PROBLEM STATEMENT » Every line of the records below that holds the word "JSON" should be copied out.

(Records from a data source)
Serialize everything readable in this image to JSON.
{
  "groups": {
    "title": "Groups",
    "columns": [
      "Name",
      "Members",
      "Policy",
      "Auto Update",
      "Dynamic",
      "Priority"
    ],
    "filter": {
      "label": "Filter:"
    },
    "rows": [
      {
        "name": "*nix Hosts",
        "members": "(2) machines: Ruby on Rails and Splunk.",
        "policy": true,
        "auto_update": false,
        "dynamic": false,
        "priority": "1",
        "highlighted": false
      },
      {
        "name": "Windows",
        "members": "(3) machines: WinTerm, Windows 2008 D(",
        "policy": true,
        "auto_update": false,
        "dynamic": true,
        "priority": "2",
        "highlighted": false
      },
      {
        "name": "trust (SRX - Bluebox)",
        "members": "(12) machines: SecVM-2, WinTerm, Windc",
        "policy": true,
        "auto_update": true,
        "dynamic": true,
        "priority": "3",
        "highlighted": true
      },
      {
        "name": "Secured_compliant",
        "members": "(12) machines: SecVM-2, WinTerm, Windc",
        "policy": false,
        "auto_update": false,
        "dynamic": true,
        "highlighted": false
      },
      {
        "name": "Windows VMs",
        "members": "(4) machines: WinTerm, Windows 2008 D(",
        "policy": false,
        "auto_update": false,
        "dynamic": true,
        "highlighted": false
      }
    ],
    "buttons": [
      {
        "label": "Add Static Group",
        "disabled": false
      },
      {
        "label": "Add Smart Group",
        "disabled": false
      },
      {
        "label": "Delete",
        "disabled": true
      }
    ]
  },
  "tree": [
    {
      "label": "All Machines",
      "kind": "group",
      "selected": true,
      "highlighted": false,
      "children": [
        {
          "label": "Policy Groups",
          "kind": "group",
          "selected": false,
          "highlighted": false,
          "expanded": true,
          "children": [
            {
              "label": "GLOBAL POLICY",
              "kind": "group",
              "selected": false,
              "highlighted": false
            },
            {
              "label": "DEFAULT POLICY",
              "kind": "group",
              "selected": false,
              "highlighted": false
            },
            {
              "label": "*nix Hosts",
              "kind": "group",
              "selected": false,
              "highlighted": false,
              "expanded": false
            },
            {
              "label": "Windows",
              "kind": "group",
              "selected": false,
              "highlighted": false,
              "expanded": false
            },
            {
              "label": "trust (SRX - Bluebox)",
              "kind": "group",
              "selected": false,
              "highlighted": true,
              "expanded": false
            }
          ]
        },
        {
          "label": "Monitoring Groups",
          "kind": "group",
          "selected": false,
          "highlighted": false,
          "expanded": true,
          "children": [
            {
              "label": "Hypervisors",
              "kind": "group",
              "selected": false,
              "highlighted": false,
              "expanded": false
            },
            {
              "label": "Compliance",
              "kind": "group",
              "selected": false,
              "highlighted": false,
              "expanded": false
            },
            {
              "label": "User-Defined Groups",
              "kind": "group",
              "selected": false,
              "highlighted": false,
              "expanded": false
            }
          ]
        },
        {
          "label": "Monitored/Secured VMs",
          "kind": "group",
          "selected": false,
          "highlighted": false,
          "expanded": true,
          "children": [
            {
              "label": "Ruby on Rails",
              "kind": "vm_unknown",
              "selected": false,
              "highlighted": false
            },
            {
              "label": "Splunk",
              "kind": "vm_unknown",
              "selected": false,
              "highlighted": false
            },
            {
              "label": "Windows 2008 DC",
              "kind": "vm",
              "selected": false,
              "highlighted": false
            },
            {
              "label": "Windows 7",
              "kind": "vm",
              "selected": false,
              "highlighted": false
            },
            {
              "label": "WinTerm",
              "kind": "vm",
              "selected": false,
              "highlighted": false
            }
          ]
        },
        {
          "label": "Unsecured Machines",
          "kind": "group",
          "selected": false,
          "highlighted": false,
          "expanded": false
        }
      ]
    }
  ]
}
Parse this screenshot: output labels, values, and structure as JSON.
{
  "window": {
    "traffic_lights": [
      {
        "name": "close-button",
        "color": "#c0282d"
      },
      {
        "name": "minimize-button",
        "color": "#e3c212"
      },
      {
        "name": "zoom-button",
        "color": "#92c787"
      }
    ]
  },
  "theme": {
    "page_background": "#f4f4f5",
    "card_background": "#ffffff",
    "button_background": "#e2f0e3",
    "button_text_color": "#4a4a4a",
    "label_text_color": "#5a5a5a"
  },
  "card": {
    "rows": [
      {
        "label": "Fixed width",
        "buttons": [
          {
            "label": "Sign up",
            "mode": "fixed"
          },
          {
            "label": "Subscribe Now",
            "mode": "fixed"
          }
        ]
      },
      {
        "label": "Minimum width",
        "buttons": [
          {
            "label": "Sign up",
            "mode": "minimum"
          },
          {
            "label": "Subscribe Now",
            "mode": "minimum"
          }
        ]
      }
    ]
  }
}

OUTPUT OF THE EXERCISE »
Serialize everything readable in this image to JSON.
Parse this screenshot: output labels, values, and structure as JSON.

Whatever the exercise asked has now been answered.